- Stored data
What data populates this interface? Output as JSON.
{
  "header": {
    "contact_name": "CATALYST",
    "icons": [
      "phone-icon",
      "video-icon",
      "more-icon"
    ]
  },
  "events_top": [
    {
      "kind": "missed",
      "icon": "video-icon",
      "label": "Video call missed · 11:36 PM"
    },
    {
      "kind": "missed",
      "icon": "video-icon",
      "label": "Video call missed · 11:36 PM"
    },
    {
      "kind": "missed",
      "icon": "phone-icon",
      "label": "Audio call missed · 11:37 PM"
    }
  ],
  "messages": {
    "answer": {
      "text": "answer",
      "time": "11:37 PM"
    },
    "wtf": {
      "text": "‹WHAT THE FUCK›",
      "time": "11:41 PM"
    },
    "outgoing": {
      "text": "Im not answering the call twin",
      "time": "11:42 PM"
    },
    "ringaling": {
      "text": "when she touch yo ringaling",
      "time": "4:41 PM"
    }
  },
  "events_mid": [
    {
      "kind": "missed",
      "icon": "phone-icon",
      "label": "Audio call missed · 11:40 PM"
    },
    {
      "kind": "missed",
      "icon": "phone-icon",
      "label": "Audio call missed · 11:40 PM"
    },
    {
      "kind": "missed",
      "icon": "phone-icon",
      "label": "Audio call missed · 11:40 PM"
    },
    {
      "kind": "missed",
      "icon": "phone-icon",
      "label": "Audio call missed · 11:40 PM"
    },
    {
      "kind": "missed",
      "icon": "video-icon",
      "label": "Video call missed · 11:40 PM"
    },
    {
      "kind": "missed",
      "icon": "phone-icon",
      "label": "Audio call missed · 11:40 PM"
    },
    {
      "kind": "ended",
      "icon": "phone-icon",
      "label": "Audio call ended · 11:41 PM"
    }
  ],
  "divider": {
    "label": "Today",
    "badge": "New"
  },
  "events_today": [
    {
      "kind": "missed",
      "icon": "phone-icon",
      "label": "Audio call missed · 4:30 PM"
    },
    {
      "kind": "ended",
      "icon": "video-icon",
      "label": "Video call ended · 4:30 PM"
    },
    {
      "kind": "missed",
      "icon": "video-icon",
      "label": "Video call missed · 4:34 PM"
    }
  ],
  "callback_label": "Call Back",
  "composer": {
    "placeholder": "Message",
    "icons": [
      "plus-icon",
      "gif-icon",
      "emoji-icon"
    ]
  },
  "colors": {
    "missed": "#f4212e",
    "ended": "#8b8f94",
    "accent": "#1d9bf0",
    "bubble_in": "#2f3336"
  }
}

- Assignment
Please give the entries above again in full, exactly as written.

- Completed exercise
What data populates this interface? Output as JSON.
{
  "header": {
    "contact_name": "CATALYST",
    "icons": [
      "phone-icon",
      "video-icon",
      "more-icon"
    ]
  },
  "events_top": [
    {
      "kind": "missed",
      "icon": "video-icon",
      "label": "Video call missed · 11:36 PM"
    },
    {
      "kind": "missed",
      "icon": "video-icon",
      "label": "Video call missed · 11:36 PM"
    },
    {
      "kind": "missed",
      "icon": "phone-icon",
      "label": "Audio call missed · 11:37 PM"
    }
  ],
  "messages": {
    "answer": {
      "text": "answer",
      "time": "11:37 PM"
    },
    "wtf": {
      "text": "‹WHAT THE FUCK›",
      "time": "11:41 PM"
    },
    "outgoing": {
      "text": "Im not answering the call twin",
      "time": "11:42 PM"
    },
    "ringaling": {
      "text": "when she touch yo ringaling",
      "time": "4:41 PM"
    }
  },
  "events_mid": [
    {
      "kind": "missed",
      "icon": "phone-icon",
      "label": "Audio call missed · 11:40 PM"
    },
    {
      "kind": "missed",
      "icon": "phone-icon",
      "label": "Audio call missed · 11:40 PM"
    },
    {
      "kind": "missed",
      "icon": "phone-icon",
      "label": "Audio call missed · 11:40 PM"
    },
    {
      "kind": "missed",
      "icon": "phone-icon",
      "label": "Audio call missed · 11:40 PM"
    },
    {
      "kind": "missed",
      "icon": "video-icon",
      "label": "Video call missed · 11:40 PM"
    },
    {
      "kind": "missed",
      "icon": "phone-icon",
      "label": "Audio call missed · 11:40 PM"
    },
    {
      "kind": "ended",
      "icon": "phone-icon",
      "label": "Audio call ended · 11:41 PM"
    }
  ],
  "divider": {
    "label": "Today",
    "badge": "New"
  },
  "events_today": [
    {
      "kind": "missed",
      "icon": "phone-icon",
      "label": "Audio call missed · 4:30 PM"
    },
    {
      "kind": "ended",
      "icon": "video-icon",
      "label": "Video call ended · 4:30 PM"
    },
    {
      "kind": "missed",
      "icon": "video-icon",
      "label": "Video call missed · 4:34 PM"
    }
  ],
  "callback_label": "Call Back",
  "composer": {
    "placeholder": "Message",
    "icons": [
      "plus-icon",
      "gif-icon",
      "emoji-icon"
    ]
  },
  "colors": {
    "missed": "#f4212e",
    "ended": "#8b8f94",
    "accent": "#1d9bf0",
    "bubble_in": "#2f3336"
  }
}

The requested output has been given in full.